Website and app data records
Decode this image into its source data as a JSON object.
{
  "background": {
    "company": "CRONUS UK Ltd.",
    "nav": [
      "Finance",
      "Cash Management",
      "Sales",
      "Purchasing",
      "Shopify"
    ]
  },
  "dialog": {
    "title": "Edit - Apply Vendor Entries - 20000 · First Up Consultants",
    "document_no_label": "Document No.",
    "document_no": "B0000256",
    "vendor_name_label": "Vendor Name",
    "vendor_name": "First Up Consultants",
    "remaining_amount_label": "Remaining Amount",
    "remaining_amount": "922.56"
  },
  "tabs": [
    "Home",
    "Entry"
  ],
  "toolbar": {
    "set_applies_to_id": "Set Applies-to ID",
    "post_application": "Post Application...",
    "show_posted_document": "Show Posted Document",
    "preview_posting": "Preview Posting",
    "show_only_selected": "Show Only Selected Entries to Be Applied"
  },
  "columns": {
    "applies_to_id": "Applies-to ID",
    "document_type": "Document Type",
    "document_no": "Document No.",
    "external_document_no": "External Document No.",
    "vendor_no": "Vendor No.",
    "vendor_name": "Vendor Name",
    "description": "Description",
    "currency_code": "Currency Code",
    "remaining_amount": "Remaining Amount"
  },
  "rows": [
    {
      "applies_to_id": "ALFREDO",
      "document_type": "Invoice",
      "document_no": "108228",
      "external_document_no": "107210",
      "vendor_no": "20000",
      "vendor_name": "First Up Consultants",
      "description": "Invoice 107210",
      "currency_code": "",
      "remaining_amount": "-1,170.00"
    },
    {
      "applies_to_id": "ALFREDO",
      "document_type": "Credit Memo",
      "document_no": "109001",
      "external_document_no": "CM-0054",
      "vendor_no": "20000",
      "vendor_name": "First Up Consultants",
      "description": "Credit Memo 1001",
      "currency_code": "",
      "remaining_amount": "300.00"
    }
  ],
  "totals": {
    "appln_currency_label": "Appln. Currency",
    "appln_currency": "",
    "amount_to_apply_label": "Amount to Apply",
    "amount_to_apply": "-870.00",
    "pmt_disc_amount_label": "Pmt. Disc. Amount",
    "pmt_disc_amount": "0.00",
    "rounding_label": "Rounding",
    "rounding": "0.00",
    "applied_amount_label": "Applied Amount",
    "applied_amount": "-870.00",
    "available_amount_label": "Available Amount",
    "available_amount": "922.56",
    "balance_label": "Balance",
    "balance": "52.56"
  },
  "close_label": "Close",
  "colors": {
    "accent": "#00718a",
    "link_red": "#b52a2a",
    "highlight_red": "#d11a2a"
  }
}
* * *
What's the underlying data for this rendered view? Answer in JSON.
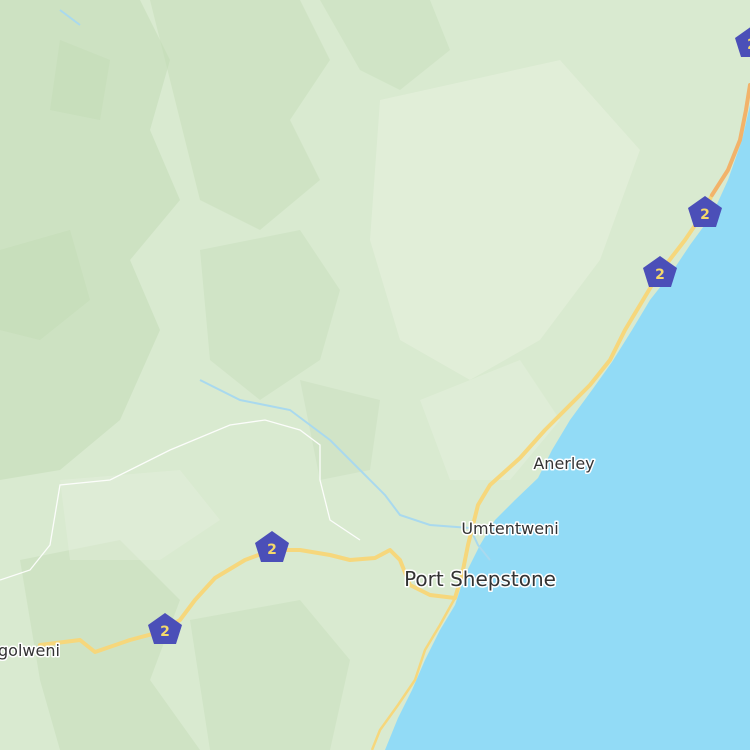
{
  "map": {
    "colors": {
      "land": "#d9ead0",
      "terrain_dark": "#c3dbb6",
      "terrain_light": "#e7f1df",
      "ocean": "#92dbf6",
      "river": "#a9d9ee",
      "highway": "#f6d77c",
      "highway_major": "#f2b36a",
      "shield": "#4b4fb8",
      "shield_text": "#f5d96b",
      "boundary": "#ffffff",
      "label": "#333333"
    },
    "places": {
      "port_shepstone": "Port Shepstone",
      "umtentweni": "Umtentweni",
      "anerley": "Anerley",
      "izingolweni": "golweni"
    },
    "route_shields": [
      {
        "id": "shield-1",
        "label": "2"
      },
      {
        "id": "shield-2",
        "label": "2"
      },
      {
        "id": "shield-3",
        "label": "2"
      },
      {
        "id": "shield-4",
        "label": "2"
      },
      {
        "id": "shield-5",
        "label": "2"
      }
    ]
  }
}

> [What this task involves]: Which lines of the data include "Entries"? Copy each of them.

> [Your solution]:
    "title": "Edit - Apply Vendor Entries - 20000 · First Up Consultants",
    "show_only_selected": "Show Only Selected Entries to Be Applied"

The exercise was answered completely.